Now France wants Eurobonds, while the Economist opines in favor of Continental federalism. I need to burst the Economist's bubble. Only total federalism will establish the Continent-wide taxation system necessary to pay off any Eurobonds. Half-measures won't cut it and German taxpayers won't go for full federalism once they realize how badly it will ruin their credit. Putting some Eurobonds into tranches that partially cover participating states' obligations and are partially funded by strong creditor states (i.e., Germany) reminds me of the U.S.'s experience with Fannie and Freddie's amalgamated obligations. The key difference is that the U.S.'s housing CDO debacle was backed by the full faith and credit of Uncle Sam and his ability to levy taxes. Europe's half-effort won't cover squat. It will of course leave a lot of stupid hedge fund managers holding empty bags they thought were full of Euro-tranched super bonds.
U.S. national income is increasingly benefiting business profits and not worker income. There's plenty of research on how global wage arbitrage is pushing down wages in the U.S. One academic canard in financial thinking would call for workers to invest more of their income in the stocks of their employers to recapture some of this lost income momentum. I wouldn't go for such a canard just yet; U.S. stocks aren't bargains relative to earnings even though they're trading at inflation-adjusted levels last seen in the late 1990s. My point is that U.S. workers don't have many personal growth options through wage enhancing things like education or wealth enhancing things like conventional investments in U.S. equities. Stagnated workers can win by thinking outside the box, using tools created and traded in resilient communities.

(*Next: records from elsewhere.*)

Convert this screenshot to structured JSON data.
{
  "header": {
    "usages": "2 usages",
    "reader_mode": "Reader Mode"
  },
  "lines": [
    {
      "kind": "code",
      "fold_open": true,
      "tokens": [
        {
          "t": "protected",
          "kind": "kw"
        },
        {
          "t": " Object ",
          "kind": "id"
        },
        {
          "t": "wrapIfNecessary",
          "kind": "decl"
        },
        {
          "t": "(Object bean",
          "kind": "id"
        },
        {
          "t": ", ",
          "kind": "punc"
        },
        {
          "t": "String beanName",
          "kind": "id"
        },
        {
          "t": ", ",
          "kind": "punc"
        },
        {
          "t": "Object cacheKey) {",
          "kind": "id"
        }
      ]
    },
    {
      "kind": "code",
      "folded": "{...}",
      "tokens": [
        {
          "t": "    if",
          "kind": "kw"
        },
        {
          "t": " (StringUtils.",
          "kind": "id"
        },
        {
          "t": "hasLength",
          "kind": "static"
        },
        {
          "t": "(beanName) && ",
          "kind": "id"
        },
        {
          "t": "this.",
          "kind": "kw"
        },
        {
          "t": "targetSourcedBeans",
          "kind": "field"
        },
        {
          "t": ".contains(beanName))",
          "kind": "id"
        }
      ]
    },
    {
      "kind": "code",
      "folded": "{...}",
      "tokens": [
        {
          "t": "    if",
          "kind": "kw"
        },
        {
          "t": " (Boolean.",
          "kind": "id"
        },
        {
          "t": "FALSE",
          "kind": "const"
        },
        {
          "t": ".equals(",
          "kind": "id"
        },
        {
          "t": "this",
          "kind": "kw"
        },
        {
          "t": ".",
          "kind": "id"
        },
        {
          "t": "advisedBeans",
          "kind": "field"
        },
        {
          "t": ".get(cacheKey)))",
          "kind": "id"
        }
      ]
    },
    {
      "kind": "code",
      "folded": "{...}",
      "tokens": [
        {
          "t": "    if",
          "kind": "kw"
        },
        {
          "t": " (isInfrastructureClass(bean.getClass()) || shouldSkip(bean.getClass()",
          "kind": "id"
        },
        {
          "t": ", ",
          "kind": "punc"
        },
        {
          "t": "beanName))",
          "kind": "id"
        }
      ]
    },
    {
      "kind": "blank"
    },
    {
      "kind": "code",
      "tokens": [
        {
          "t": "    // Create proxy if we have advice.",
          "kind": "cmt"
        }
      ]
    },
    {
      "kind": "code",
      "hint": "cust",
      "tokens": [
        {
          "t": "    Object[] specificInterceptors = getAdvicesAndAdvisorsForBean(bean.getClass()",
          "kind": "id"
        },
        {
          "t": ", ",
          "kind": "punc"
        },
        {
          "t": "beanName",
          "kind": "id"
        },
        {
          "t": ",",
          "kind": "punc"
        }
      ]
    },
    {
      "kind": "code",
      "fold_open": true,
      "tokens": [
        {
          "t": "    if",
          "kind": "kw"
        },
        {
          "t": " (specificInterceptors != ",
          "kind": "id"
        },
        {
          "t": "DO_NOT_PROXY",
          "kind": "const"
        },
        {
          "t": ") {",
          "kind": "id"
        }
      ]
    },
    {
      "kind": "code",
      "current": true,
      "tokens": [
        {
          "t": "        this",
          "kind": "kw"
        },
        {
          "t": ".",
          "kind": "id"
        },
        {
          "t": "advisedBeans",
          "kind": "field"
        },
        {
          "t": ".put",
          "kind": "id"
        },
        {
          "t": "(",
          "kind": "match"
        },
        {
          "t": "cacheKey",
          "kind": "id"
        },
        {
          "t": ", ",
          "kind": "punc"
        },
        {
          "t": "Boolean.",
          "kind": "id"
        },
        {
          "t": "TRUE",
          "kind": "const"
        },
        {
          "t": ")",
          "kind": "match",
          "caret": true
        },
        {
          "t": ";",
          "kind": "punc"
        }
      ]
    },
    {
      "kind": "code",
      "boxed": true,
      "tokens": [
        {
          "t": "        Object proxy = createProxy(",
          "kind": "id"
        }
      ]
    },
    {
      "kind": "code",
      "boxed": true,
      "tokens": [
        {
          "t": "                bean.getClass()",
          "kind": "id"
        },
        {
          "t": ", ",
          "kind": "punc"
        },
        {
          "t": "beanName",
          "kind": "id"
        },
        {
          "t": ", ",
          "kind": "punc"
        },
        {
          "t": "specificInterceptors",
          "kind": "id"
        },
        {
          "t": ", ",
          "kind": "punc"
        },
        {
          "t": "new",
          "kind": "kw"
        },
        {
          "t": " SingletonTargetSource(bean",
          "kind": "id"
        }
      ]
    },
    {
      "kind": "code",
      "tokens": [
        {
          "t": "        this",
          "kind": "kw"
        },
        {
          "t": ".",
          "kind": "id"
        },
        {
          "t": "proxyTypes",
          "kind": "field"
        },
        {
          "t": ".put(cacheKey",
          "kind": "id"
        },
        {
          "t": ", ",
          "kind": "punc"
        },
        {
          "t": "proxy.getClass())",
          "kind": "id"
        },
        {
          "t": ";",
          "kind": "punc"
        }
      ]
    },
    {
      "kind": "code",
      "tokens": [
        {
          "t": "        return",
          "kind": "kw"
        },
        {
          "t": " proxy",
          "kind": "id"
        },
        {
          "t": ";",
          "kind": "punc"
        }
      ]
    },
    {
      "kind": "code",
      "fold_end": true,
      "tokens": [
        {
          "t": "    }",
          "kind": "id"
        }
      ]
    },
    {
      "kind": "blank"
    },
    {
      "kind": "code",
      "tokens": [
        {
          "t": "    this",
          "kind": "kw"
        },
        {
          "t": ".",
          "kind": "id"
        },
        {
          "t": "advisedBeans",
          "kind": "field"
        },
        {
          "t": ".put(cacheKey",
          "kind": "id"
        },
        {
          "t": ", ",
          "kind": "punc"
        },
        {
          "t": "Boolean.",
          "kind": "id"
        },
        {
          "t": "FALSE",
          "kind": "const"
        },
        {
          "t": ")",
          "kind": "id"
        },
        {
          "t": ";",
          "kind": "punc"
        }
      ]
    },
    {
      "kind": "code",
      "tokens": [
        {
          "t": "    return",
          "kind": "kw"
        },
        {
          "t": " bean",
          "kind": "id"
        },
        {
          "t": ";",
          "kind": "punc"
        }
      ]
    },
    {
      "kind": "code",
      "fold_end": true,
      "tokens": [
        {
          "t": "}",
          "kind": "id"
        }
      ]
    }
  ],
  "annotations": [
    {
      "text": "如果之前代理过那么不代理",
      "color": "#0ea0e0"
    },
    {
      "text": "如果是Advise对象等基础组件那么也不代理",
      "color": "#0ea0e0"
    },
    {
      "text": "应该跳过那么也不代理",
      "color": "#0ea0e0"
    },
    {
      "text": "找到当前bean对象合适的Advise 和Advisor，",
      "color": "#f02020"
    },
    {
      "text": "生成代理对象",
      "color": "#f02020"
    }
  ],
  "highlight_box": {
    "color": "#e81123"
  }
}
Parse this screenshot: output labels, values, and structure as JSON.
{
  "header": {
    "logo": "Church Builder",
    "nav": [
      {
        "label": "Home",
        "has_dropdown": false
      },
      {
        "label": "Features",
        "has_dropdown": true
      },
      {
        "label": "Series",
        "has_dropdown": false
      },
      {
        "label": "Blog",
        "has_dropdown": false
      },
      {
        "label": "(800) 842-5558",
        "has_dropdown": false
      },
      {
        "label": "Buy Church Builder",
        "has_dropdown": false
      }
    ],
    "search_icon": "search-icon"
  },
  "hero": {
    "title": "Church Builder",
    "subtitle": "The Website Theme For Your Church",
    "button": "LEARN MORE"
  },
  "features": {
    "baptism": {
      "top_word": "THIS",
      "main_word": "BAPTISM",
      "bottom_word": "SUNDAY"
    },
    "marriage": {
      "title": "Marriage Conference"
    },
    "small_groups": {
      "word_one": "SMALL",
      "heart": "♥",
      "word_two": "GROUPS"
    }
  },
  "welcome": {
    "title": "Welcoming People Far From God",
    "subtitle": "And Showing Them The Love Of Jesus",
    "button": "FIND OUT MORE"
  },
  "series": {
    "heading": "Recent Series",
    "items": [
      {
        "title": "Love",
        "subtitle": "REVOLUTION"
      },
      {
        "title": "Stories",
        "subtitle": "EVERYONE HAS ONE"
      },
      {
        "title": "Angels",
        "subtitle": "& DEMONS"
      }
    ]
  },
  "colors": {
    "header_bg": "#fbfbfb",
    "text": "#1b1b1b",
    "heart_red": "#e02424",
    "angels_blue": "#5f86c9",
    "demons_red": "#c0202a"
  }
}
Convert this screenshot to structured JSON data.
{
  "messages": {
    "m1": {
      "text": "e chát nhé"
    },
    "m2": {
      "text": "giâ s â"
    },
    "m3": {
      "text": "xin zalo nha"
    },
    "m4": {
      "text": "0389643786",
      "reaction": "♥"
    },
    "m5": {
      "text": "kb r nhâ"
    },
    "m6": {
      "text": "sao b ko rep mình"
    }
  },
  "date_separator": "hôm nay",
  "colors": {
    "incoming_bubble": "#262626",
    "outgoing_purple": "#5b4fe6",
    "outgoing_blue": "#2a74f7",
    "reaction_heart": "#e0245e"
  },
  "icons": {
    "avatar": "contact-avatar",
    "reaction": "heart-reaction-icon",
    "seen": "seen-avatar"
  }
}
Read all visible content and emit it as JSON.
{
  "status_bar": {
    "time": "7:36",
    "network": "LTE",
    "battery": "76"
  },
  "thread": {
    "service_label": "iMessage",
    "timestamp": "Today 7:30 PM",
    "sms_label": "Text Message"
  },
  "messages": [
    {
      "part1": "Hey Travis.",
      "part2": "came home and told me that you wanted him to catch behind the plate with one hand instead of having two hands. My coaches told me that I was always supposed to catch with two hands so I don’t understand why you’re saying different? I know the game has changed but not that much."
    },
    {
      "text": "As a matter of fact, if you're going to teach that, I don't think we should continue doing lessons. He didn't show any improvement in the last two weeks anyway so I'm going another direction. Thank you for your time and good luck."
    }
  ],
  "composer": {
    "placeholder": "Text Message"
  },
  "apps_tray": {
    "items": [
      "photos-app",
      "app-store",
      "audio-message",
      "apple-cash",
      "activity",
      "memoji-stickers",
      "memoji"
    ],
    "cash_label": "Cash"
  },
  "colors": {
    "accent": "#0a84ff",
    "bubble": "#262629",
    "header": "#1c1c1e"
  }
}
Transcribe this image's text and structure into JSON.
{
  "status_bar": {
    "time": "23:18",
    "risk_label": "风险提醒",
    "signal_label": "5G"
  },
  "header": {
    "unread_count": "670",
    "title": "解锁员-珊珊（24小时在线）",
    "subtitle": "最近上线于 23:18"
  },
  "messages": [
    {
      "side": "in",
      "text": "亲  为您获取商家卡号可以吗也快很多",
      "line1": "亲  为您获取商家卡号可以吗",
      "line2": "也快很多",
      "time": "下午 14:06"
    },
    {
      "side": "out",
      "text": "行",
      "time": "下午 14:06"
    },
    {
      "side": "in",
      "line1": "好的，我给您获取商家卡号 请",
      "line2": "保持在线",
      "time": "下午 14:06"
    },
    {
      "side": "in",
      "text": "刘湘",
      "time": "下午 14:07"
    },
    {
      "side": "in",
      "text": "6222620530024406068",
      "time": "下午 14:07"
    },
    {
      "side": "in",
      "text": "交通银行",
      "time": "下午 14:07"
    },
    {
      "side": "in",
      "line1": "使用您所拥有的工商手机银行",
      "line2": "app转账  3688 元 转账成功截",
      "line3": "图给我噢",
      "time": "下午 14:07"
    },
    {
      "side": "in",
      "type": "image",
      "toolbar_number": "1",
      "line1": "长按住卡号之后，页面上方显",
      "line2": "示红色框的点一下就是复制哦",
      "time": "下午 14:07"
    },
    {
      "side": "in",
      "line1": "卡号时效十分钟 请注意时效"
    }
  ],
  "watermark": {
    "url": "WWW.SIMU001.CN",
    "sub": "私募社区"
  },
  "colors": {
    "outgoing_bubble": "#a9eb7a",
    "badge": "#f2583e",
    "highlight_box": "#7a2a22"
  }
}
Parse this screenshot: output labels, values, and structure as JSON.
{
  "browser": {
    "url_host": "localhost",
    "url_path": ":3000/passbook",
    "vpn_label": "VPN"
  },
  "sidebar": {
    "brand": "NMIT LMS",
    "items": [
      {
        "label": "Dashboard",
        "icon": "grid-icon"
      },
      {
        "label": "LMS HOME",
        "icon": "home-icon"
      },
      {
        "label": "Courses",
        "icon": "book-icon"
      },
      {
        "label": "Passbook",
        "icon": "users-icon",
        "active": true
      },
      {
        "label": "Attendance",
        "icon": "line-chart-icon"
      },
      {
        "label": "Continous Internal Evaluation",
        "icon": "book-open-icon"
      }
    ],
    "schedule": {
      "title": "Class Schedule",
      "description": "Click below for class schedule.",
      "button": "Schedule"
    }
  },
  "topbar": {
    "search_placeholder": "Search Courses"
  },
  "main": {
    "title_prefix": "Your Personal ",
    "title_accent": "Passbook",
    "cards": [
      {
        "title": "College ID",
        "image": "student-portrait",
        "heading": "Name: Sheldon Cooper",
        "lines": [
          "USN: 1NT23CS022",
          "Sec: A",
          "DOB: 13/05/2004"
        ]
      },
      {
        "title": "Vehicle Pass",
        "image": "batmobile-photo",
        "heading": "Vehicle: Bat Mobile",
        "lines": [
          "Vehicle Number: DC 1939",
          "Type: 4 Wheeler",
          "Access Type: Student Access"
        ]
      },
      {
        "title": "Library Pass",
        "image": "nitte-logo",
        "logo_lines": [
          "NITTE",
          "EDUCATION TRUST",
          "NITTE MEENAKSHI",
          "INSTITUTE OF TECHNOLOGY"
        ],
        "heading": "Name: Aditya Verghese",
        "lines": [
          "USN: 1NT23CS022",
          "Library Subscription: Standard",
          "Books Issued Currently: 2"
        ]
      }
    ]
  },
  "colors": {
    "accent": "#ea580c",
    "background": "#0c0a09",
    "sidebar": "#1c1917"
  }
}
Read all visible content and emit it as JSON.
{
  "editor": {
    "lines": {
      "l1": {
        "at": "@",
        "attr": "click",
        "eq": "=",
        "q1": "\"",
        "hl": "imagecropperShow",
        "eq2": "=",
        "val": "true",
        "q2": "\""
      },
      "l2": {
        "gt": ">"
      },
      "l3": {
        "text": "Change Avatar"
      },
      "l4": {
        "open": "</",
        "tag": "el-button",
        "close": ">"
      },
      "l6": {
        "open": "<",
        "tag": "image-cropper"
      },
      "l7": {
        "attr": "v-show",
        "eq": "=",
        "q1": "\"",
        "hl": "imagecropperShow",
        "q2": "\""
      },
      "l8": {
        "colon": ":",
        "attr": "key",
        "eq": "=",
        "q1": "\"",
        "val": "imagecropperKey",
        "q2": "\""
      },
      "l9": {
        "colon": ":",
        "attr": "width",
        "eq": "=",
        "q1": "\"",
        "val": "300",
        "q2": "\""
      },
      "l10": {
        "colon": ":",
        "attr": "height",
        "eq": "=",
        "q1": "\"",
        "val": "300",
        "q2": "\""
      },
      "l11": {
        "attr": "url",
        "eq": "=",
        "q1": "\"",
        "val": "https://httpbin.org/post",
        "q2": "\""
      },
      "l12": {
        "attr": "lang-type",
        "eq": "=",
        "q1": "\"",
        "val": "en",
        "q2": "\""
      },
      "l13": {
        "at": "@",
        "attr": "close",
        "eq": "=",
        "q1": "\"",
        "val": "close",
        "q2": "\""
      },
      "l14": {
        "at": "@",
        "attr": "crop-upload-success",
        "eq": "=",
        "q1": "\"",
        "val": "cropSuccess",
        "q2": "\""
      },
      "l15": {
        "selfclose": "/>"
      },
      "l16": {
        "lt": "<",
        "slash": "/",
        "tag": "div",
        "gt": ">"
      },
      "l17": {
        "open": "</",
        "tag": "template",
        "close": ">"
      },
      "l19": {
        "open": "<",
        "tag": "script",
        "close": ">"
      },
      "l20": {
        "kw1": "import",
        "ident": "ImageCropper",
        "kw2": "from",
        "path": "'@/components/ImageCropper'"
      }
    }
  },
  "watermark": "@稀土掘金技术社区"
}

Smart investors are starting their stampede out of junk bonds. I should throw in the caveat that maybe these are the people smart enough to let hedge funds buy up junk bonds and junk funds on the downslope to junk bond obliteration. This news makes me nostalgic for the early days of 2007 when I kept reading glowing headlines about the junk bond market's growth. I wondered then when it would all crash and realized I didn't want to be anywhere near junk bonds when they hit the floor. Well, crash they did later in 2007. The credit market seizures that started hitting in August 2007 were memorable. History doesn't repeat but it does rhyme. I'm not in junk bonds now, nor will I enter them until long after the U.S. bond market has crashed and America's likely hyperinflationary episode ends.